(Beginning of Provided entries)
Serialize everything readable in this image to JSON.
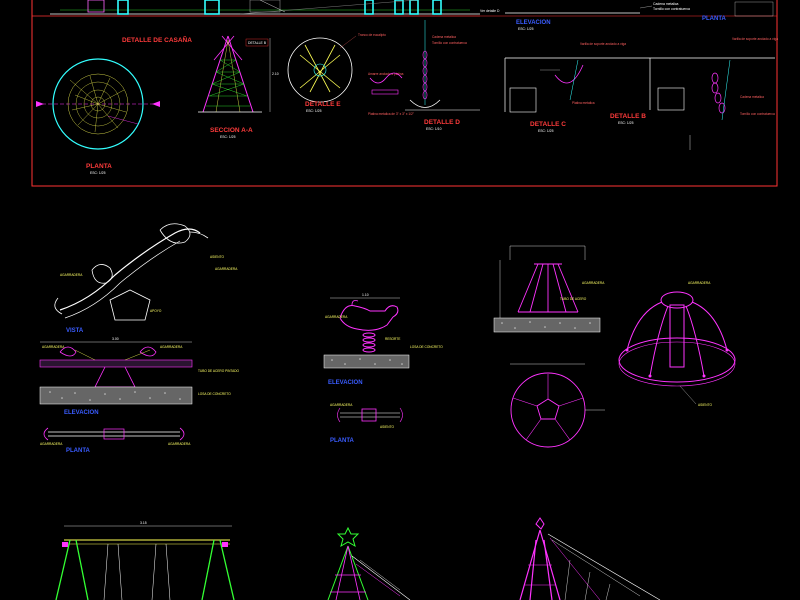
{
  "colors": {
    "background": "#000000",
    "frame": "#ff3333",
    "magenta": "#ff33ff",
    "cyan": "#33ffff",
    "yellow": "#ffff55",
    "green": "#33ff33",
    "white": "#ffffff",
    "blue": "#3355ff",
    "gray": "#b0b0b0"
  },
  "top_sheet": {
    "elevacion": {
      "title": "ELEVACION",
      "scale": "ESC: 1/25"
    },
    "planta_top": {
      "title": "PLANTA"
    },
    "detalle_casana": {
      "title": "DETALLE DE CASAÑA"
    },
    "planta": {
      "title": "PLANTA",
      "scale": "ESC: 1/25"
    },
    "seccion_aa": {
      "title": "SECCION A-A",
      "scale": "ESC: 1/25"
    },
    "detalle_e": {
      "title": "DETALLE E",
      "scale": "ESC: 1/25"
    },
    "detalle_d": {
      "title": "DETALLE D",
      "scale": "ESC: 1/10"
    },
    "detalle_c": {
      "title": "DETALLE C",
      "scale": "ESC: 1/25"
    },
    "detalle_b": {
      "title": "DETALLE B",
      "scale": "ESC: 1/25"
    },
    "detalle_b_callout": "DETALLE B",
    "notes": [
      "Cadena metalica",
      "Tornillo con contratuerca",
      "Ver detalle D",
      "Tronco de eucalipto",
      "Amarre anclado a platina",
      "Platina metalica de 3\" x 3\" x 1/2\"",
      "Varilla de soporte anclado a viga",
      "Platina metalica",
      "Cadena metalica",
      "Tornillo con contratuerca"
    ]
  },
  "sheet2": {
    "subibaja": {
      "vista": "VISTA",
      "elevacion": "ELEVACION",
      "planta": "PLANTA"
    },
    "resorte": {
      "elevacion": "ELEVACION",
      "planta": "PLANTA"
    }
  }
}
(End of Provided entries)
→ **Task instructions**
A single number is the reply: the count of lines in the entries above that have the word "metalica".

→ **Answer space**
4